▸ WHAT THE EXERCISE ASKS: Omit every picture and write out the rest of the records exactly.

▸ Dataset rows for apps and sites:
********************

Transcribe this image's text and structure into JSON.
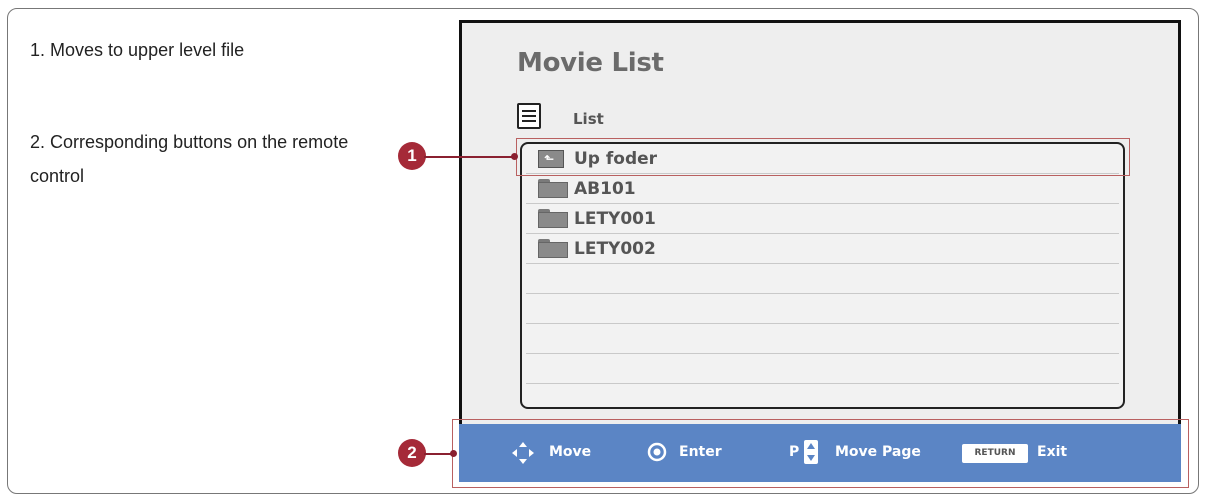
{
  "notes": {
    "note1": "1. Moves to upper level file",
    "note2": "2. Corresponding buttons on the remote control"
  },
  "screen": {
    "title": "Movie List",
    "list_label": "List",
    "items": [
      {
        "label": "Up foder",
        "icon": "up-folder-icon"
      },
      {
        "label": "AB101",
        "icon": "folder-icon"
      },
      {
        "label": "LETY001",
        "icon": "folder-icon"
      },
      {
        "label": "LETY002",
        "icon": "folder-icon"
      }
    ],
    "empty_rows": 5
  },
  "bottom_bar": {
    "move": "Move",
    "enter": "Enter",
    "page_key": "P",
    "move_page": "Move Page",
    "return_key": "RETURN",
    "exit": "Exit"
  },
  "callouts": {
    "c1": "1",
    "c2": "2"
  },
  "colors": {
    "bar_blue": "#5b85c5",
    "callout_red": "#a52a38",
    "highlight_border": "#b96060"
  }
}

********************

▸ TASK SOLUTION:
Transcribe this image's text and structure into JSON.
{
  "notes": {
    "note1": "1. Moves to upper level file",
    "note2": "2. Corresponding buttons on the remote control"
  },
  "screen": {
    "title": "Movie List",
    "list_label": "List",
    "items": [
      {
        "label": "Up foder",
        "icon": "up-folder-icon"
      },
      {
        "label": "AB101",
        "icon": "folder-icon"
      },
      {
        "label": "LETY001",
        "icon": "folder-icon"
      },
      {
        "label": "LETY002",
        "icon": "folder-icon"
      }
    ],
    "empty_rows": 5
  },
  "bottom_bar": {
    "move": "Move",
    "enter": "Enter",
    "page_key": "P",
    "move_page": "Move Page",
    "return_key": "RETURN",
    "exit": "Exit"
  },
  "callouts": {
    "c1": "1",
    "c2": "2"
  },
  "colors": {
    "bar_blue": "#5b85c5",
    "callout_red": "#a52a38",
    "highlight_border": "#b96060"
  }
}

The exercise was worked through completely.